/---

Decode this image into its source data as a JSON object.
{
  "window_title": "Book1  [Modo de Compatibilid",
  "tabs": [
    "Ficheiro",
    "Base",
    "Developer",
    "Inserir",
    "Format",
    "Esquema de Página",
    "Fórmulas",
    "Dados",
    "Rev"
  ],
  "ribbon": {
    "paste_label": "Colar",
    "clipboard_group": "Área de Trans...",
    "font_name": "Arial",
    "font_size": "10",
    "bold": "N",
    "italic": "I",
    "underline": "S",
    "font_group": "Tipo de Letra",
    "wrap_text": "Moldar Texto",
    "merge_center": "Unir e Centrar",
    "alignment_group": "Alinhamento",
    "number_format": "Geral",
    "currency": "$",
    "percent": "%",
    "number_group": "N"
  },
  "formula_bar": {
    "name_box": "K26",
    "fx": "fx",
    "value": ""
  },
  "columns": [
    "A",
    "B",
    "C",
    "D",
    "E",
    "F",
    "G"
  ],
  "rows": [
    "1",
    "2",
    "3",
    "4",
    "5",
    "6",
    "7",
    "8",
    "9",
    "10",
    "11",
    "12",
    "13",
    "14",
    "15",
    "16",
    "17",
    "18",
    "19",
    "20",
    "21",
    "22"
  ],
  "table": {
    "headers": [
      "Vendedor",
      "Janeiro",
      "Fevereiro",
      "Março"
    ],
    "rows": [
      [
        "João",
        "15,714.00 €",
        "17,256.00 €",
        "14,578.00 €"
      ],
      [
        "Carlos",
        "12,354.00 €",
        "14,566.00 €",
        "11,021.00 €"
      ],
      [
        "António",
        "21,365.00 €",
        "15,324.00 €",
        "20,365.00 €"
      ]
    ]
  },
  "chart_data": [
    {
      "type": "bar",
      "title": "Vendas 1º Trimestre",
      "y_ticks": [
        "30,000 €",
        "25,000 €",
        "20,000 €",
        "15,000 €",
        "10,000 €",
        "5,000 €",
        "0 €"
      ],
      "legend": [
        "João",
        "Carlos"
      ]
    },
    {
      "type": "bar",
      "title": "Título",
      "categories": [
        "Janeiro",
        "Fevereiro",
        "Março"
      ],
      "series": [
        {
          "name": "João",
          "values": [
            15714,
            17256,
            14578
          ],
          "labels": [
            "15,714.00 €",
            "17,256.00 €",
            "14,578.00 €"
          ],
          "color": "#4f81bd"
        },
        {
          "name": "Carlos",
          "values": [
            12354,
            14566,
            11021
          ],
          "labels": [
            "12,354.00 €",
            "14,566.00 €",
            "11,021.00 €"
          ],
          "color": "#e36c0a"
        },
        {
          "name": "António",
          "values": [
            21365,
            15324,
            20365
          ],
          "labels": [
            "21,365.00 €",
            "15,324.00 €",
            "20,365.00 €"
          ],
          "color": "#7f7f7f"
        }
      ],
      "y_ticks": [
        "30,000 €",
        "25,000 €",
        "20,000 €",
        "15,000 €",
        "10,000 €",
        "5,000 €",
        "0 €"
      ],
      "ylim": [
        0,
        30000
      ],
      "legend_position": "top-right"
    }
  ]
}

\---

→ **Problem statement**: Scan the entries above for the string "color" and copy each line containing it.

→ **Output of the exercise**:
          "color": "#4f81bd"
          "color": "#e36c0a"
          "color": "#7f7f7f"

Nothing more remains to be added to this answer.